Data provided:
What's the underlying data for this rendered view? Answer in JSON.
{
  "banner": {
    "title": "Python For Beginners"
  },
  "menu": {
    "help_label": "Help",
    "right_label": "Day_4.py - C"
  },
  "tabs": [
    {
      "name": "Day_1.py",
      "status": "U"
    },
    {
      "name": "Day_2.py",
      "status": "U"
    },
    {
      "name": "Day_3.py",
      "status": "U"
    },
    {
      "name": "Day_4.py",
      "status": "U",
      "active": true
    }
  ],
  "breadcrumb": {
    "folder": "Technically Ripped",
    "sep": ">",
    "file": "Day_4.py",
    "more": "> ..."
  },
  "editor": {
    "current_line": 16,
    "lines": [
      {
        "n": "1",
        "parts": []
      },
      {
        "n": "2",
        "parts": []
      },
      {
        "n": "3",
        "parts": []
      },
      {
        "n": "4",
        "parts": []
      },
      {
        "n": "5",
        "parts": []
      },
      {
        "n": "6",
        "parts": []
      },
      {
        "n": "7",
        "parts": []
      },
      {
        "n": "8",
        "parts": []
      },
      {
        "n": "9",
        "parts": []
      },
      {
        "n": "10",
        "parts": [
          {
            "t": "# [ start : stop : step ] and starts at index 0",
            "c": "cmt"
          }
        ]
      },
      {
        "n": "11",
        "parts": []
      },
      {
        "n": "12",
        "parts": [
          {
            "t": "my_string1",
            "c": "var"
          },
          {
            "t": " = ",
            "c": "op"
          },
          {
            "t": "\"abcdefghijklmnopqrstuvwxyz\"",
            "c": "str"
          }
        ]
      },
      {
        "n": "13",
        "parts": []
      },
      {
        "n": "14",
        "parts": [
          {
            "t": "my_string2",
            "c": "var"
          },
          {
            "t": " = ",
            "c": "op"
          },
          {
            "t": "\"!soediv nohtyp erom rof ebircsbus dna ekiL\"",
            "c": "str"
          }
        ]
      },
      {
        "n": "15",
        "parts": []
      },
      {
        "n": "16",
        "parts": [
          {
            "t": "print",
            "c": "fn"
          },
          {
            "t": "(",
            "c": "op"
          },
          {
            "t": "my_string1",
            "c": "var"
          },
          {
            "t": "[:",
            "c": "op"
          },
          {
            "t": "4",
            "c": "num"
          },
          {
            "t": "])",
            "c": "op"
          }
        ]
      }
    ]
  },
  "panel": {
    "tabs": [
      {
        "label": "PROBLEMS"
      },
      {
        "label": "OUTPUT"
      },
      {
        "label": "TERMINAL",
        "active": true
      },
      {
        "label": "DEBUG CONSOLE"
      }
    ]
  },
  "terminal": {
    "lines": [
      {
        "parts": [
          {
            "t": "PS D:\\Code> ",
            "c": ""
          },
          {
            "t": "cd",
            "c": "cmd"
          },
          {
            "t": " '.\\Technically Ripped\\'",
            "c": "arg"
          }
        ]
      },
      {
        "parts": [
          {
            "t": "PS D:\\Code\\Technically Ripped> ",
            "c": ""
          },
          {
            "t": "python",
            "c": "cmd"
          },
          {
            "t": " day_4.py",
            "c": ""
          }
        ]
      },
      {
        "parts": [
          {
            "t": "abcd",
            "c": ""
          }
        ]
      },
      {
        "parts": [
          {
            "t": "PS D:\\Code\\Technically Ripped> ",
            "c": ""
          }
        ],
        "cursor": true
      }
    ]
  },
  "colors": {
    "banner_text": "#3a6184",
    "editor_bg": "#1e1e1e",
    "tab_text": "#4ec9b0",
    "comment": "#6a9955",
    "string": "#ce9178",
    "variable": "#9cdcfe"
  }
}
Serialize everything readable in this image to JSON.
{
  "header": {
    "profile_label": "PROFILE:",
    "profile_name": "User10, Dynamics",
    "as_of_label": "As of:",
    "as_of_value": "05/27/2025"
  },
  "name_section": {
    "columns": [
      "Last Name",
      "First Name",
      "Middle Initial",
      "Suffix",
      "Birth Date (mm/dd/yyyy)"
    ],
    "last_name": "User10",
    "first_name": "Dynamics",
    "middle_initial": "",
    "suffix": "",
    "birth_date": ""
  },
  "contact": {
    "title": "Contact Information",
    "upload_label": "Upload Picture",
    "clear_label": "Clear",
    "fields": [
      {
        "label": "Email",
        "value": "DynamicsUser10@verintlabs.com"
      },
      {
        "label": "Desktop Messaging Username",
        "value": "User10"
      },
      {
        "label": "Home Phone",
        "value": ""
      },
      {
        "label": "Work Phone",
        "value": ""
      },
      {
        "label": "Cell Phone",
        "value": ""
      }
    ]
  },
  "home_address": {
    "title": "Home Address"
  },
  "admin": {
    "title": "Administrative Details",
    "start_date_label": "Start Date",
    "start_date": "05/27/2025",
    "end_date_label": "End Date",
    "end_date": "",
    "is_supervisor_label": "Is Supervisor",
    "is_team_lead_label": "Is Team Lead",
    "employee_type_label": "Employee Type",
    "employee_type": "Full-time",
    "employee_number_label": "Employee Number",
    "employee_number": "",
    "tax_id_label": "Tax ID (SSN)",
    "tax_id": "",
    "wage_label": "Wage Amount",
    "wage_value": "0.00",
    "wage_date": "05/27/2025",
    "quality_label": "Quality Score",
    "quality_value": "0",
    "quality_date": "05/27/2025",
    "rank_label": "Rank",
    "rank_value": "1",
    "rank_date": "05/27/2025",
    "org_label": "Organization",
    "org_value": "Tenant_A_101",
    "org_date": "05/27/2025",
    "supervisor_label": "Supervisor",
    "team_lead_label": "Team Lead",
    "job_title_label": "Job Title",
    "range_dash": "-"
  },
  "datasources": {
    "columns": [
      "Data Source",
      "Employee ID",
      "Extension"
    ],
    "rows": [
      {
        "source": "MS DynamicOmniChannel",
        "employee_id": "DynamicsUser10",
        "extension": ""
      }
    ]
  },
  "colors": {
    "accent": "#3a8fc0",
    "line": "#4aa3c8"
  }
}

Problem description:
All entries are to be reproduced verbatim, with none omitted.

Solved exercise:
What's the underlying data for this rendered view? Answer in JSON.
{
  "banner": {
    "title": "Python For Beginners"
  },
  "menu": {
    "help_label": "Help",
    "right_label": "Day_4.py - C"
  },
  "tabs": [
    {
      "name": "Day_1.py",
      "status": "U"
    },
    {
      "name": "Day_2.py",
      "status": "U"
    },
    {
      "name": "Day_3.py",
      "status": "U"
    },
    {
      "name": "Day_4.py",
      "status": "U",
      "active": true
    }
  ],
  "breadcrumb": {
    "folder": "Technically Ripped",
    "sep": ">",
    "file": "Day_4.py",
    "more": "> ..."
  },
  "editor": {
    "current_line": 16,
    "lines": [
      {
        "n": "1",
        "parts": []
      },
      {
        "n": "2",
        "parts": []
      },
      {
        "n": "3",
        "parts": []
      },
      {
        "n": "4",
        "parts": []
      },
      {
        "n": "5",
        "parts": []
      },
      {
        "n": "6",
        "parts": []
      },
      {
        "n": "7",
        "parts": []
      },
      {
        "n": "8",
        "parts": []
      },
      {
        "n": "9",
        "parts": []
      },
      {
        "n": "10",
        "parts": [
          {
            "t": "# [ start : stop : step ] and starts at index 0",
            "c": "cmt"
          }
        ]
      },
      {
        "n": "11",
        "parts": []
      },
      {
        "n": "12",
        "parts": [
          {
            "t": "my_string1",
            "c": "var"
          },
          {
            "t": " = ",
            "c": "op"
          },
          {
            "t": "\"abcdefghijklmnopqrstuvwxyz\"",
            "c": "str"
          }
        ]
      },
      {
        "n": "13",
        "parts": []
      },
      {
        "n": "14",
        "parts": [
          {
            "t": "my_string2",
            "c": "var"
          },
          {
            "t": " = ",
            "c": "op"
          },
          {
            "t": "\"!soediv nohtyp erom rof ebircsbus dna ekiL\"",
            "c": "str"
          }
        ]
      },
      {
        "n": "15",
        "parts": []
      },
      {
        "n": "16",
        "parts": [
          {
            "t": "print",
            "c": "fn"
          },
          {
            "t": "(",
            "c": "op"
          },
          {
            "t": "my_string1",
            "c": "var"
          },
          {
            "t": "[:",
            "c": "op"
          },
          {
            "t": "4",
            "c": "num"
          },
          {
            "t": "])",
            "c": "op"
          }
        ]
      }
    ]
  },
  "panel": {
    "tabs": [
      {
        "label": "PROBLEMS"
      },
      {
        "label": "OUTPUT"
      },
      {
        "label": "TERMINAL",
        "active": true
      },
      {
        "label": "DEBUG CONSOLE"
      }
    ]
  },
  "terminal": {
    "lines": [
      {
        "parts": [
          {
            "t": "PS D:\\Code> ",
            "c": ""
          },
          {
            "t": "cd",
            "c": "cmd"
          },
          {
            "t": " '.\\Technically Ripped\\'",
            "c": "arg"
          }
        ]
      },
      {
        "parts": [
          {
            "t": "PS D:\\Code\\Technically Ripped> ",
            "c": ""
          },
          {
            "t": "python",
            "c": "cmd"
          },
          {
            "t": " day_4.py",
            "c": ""
          }
        ]
      },
      {
        "parts": [
          {
            "t": "abcd",
            "c": ""
          }
        ]
      },
      {
        "parts": [
          {
            "t": "PS D:\\Code\\Technically Ripped> ",
            "c": ""
          }
        ],
        "cursor": true
      }
    ]
  },
  "colors": {
    "banner_text": "#3a6184",
    "editor_bg": "#1e1e1e",
    "tab_text": "#4ec9b0",
    "comment": "#6a9955",
    "string": "#ce9178",
    "variable": "#9cdcfe"
  }
}
Serialize everything readable in this image to JSON.
{
  "header": {
    "profile_label": "PROFILE:",
    "profile_name": "User10, Dynamics",
    "as_of_label": "As of:",
    "as_of_value": "05/27/2025"
  },
  "name_section": {
    "columns": [
      "Last Name",
      "First Name",
      "Middle Initial",
      "Suffix",
      "Birth Date (mm/dd/yyyy)"
    ],
    "last_name": "User10",
    "first_name": "Dynamics",
    "middle_initial": "",
    "suffix": "",
    "birth_date": ""
  },
  "contact": {
    "title": "Contact Information",
    "upload_label": "Upload Picture",
    "clear_label": "Clear",
    "fields": [
      {
        "label": "Email",
        "value": "DynamicsUser10@verintlabs.com"
      },
      {
        "label": "Desktop Messaging Username",
        "value": "User10"
      },
      {
        "label": "Home Phone",
        "value": ""
      },
      {
        "label": "Work Phone",
        "value": ""
      },
      {
        "label": "Cell Phone",
        "value": ""
      }
    ]
  },
  "home_address": {
    "title": "Home Address"
  },
  "admin": {
    "title": "Administrative Details",
    "start_date_label": "Start Date",
    "start_date": "05/27/2025",
    "end_date_label": "End Date",
    "end_date": "",
    "is_supervisor_label": "Is Supervisor",
    "is_team_lead_label": "Is Team Lead",
    "employee_type_label": "Employee Type",
    "employee_type": "Full-time",
    "employee_number_label": "Employee Number",
    "employee_number": "",
    "tax_id_label": "Tax ID (SSN)",
    "tax_id": "",
    "wage_label": "Wage Amount",
    "wage_value": "0.00",
    "wage_date": "05/27/2025",
    "quality_label": "Quality Score",
    "quality_value": "0",
    "quality_date": "05/27/2025",
    "rank_label": "Rank",
    "rank_value": "1",
    "rank_date": "05/27/2025",
    "org_label": "Organization",
    "org_value": "Tenant_A_101",
    "org_date": "05/27/2025",
    "supervisor_label": "Supervisor",
    "team_lead_label": "Team Lead",
    "job_title_label": "Job Title",
    "range_dash": "-"
  },
  "datasources": {
    "columns": [
      "Data Source",
      "Employee ID",
      "Extension"
    ],
    "rows": [
      {
        "source": "MS DynamicOmniChannel",
        "employee_id": "DynamicsUser10",
        "extension": ""
      }
    ]
  },
  "colors": {
    "accent": "#3a8fc0",
    "line": "#4aa3c8"
  }
}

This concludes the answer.